- The task:
The lines to repeat run from the one containing "Parse this screenshot: output" through the last line of the records below; repeat them exactly and give nothing more.

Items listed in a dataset
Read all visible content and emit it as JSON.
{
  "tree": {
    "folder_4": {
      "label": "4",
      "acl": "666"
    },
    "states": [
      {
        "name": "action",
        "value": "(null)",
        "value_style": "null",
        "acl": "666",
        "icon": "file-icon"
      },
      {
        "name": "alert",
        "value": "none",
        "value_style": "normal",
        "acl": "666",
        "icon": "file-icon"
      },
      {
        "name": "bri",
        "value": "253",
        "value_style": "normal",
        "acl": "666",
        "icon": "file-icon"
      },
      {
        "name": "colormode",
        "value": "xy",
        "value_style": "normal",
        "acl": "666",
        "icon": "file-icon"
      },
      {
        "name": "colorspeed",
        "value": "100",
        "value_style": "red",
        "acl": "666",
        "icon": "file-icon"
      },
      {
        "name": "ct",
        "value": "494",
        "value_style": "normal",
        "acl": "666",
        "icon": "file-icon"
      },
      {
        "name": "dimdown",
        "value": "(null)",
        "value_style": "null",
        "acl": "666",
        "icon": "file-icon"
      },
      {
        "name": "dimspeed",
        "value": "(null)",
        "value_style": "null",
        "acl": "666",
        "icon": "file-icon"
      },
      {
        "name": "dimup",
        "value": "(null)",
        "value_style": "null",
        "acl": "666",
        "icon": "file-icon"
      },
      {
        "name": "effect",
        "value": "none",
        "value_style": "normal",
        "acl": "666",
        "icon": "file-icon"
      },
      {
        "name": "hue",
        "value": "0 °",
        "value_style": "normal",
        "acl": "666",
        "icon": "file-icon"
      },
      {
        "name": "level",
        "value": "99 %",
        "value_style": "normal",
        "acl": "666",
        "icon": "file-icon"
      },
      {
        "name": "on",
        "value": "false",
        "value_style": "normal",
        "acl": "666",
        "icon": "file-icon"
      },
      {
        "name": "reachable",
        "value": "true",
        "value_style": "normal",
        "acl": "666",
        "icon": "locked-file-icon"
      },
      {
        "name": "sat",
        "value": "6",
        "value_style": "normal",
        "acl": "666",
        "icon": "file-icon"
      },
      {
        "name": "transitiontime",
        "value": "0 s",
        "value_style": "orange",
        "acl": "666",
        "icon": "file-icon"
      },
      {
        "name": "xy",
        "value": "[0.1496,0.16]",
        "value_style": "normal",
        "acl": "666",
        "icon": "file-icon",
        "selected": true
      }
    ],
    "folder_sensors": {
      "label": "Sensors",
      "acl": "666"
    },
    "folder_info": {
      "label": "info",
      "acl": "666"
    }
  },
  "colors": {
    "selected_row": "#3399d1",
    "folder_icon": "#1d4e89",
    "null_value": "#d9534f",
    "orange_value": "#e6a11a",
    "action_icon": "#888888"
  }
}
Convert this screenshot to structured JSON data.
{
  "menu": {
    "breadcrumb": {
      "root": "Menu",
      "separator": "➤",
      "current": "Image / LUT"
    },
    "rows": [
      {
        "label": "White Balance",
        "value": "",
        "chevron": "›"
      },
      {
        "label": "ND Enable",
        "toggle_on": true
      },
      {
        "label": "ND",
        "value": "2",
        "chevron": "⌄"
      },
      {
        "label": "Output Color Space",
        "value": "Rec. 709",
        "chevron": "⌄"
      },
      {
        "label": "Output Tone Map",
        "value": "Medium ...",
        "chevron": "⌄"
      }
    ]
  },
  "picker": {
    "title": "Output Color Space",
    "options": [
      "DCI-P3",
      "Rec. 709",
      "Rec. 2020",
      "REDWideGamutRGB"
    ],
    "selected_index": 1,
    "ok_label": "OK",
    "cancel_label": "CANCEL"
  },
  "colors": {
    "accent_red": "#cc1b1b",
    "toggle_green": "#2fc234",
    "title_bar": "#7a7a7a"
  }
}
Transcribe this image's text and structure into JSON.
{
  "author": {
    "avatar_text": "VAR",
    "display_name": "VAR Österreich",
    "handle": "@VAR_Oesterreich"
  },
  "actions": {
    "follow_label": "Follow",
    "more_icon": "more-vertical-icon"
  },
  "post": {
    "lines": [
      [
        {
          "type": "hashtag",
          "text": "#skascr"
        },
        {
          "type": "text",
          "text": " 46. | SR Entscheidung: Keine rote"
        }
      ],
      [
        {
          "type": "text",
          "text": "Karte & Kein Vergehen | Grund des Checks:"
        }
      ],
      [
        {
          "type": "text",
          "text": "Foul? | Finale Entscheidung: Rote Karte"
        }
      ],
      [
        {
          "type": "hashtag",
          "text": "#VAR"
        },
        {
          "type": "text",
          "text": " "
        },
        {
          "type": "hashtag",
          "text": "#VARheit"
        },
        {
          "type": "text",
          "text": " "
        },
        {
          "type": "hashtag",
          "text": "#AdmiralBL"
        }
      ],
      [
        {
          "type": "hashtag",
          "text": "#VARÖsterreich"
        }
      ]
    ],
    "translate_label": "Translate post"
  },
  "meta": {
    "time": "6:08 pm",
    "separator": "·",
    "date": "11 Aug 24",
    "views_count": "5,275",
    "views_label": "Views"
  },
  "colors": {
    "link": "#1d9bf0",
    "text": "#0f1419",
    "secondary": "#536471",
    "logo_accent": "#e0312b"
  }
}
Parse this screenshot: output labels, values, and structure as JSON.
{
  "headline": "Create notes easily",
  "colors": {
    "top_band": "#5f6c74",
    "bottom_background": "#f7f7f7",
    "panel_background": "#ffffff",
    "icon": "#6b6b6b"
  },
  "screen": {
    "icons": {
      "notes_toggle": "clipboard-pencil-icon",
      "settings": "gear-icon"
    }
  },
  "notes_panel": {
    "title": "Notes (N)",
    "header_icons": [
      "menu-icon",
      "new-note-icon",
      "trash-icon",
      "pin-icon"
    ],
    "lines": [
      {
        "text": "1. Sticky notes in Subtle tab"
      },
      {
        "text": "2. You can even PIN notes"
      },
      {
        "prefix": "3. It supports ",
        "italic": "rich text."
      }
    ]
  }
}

- Reply to the task:
Parse this screenshot: output labels, values, and structure as JSON.
{
  "headline": "Create notes easily",
  "colors": {
    "top_band": "#5f6c74",
    "bottom_background": "#f7f7f7",
    "panel_background": "#ffffff",
    "icon": "#6b6b6b"
  },
  "screen": {
    "icons": {
      "notes_toggle": "clipboard-pencil-icon",
      "settings": "gear-icon"
    }
  },
  "notes_panel": {
    "title": "Notes (N)",
    "header_icons": [
      "menu-icon",
      "new-note-icon",
      "trash-icon",
      "pin-icon"
    ],
    "lines": [
      {
        "text": "1. Sticky notes in Subtle tab"
      },
      {
        "text": "2. You can even PIN notes"
      },
      {
        "prefix": "3. It supports ",
        "italic": "rich text."
      }
    ]
  }
}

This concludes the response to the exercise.